The Temple of Dragon King (Longwangtang)
The Temple of Dragon King of Western Hills, Beijing Attractions, Beijing Travel GuideThe Temple of Dragon King, located to the northwest of the Temple of Great Mercy, is also known as Dragon Spring Convent. It was built in early Qing Dynasty. Entering the temple, one first notices the sound of a bubbling spring breaking the stillness. The spring bubbles up from beneath a cliff behind the second courtyard and flows through the first courtyard and out of a carved stone spigot in the shape of a dragon's head into a pond. The water of this eternally flowing spring is clear and sweet and never freezes in winter. The Pavilion for Listening to the spring stands nearby. Behind the pond is the Hall of the Dragon King, which according to a local legend, is the residence of the Dragon King. The hall is surrounded by luxuriant green bamboo. The Pavilion of Reclining Leisure and the Pavilion for Listening to the spring, both of which are built against the mountain, are fine spots for viewing the distant hills.

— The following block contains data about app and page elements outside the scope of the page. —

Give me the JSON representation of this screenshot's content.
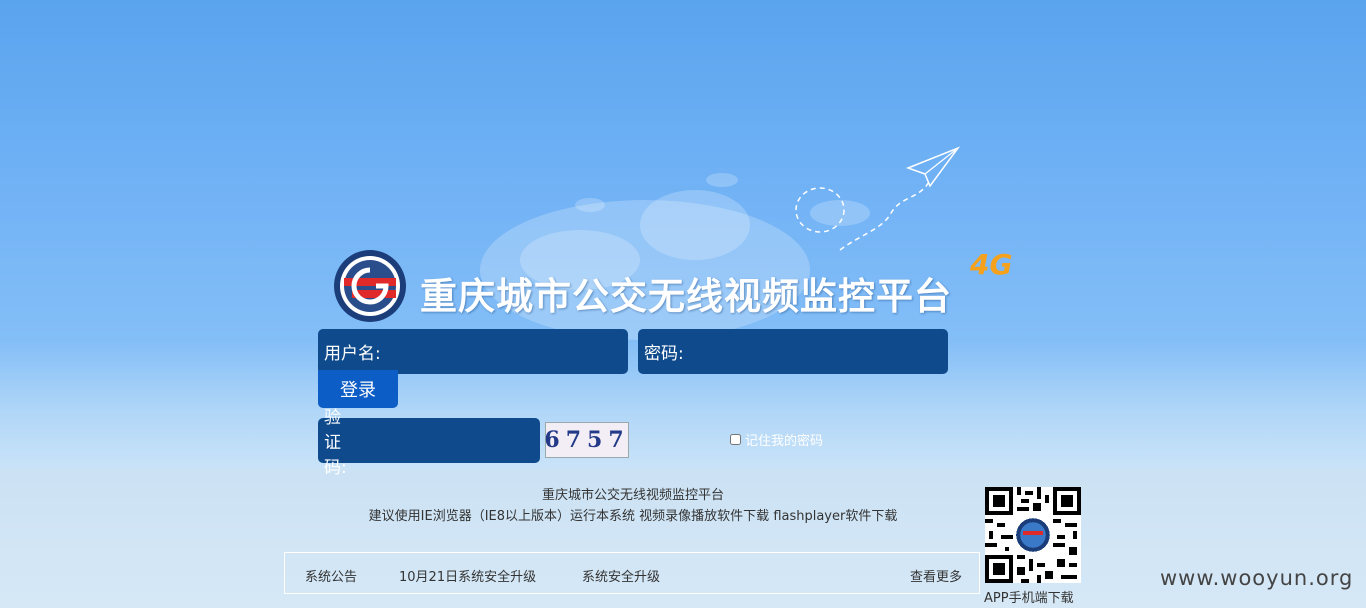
{
  "header": {
    "title": "重庆城市公交无线视频监控平台",
    "badge": "4G"
  },
  "login": {
    "username_label": "用户名:",
    "password_label": "密码:",
    "login_button": "登录",
    "captcha_label": "验证码:",
    "captcha_value": "6757",
    "remember_label": "记住我的密码"
  },
  "footer": {
    "title": "重庆城市公交无线视频监控平台",
    "line2_prefix": "建议使用IE浏览器（IE8以上版本）运行本系统",
    "download_video": "视频录像播放软件下载",
    "download_flash": "flashplayer软件下载",
    "notices": [
      "系统公告",
      "10月21日系统安全升级",
      "系统安全升级"
    ],
    "more": "查看更多",
    "qr_caption": "APP手机端下载"
  },
  "watermark": "www.wooyun.org",
  "colors": {
    "field_bg": "#0f4b8c",
    "button_bg": "#0d5dc6",
    "badge": "#f5a11c"
  }
}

The Temple of Fragrant World (Xiangjie Temples)
Temple of Fragrant World of Western Hills, Beijing Attractions, Beijing Travel GuideAlso known as the Pingpo Temple, the Temple of the Fragrant World is the largest temple complex in the entire area. In the past, it served as the summer villa of Chinese emperors. Even today the Imperial Palace and Scripture Repository erected by Emperor Qianlong can still be seen. The temple also contains numerous historical relics as well as paintings and calligraphy by known artists. The Pingpo Temple, named after the hill on which it was built, has a history traceable back to the Tang Dynasty. In the 15th century, when a Ming princess named Cuiwei was buried here, the hill was named after her. The temple was rebuilt and renamed three times, its present name being bequeathed in 1748 by Emperor Qianlong. The extant buildings all date from the Ming and Qing dynasties.

The Cave of Precious Pearls (Baozhudong)
On the steep path that leads up the hill from the Temple of the Fragrant World, there stands a memorial archway with the inscription, "Place of Happiness" on one side and "Forest of Solidity" on the other. There is also a large grotesque rock inscribed with poems in the calligraphy of various emperors. The hall erected behind this archway is the famous Temple of Precious Pearls. The temple's name comes from the cavern behind the main hall and stone near its entrance, which resembles a large pearl. Though the floor area of the cave is no more than 25 square meters, a Qing monk named Hai Xiu lived there for 40 years. A status of this Long-term resident standing inside the cavern is popularly known as the "King-of-the-Ghost-Bodhisattva."

The Mysterious Devil's Cliff (Mimoyan)
Mysterious Devil's Cliff of Western Hills, Beijing Attractions, Beijing Travel GuideHeading north down the hill from the Cave of Precious Pearls and climbing up Lushi Hill, one passes through a dense grove of trees before coming to an old temple known as the Temple of Buddha hood or the Temple of Pacifying the Nation. Inside the temple courtyard there are exquisitely wrought rockery hills. The Temple of Buddha hood, one of the older and large temples in the area, was first built in the Sui and Tang period more than 1,200 years ago. The name was changed several times during the ages, yet each of these changes reflected the temple's close association with Lu Shi and his auspicious dragons. The present name of the temple was fixed in 1460 during the Ming Dynasty, and many of the buildings that remain show evidence of Ming architectural style.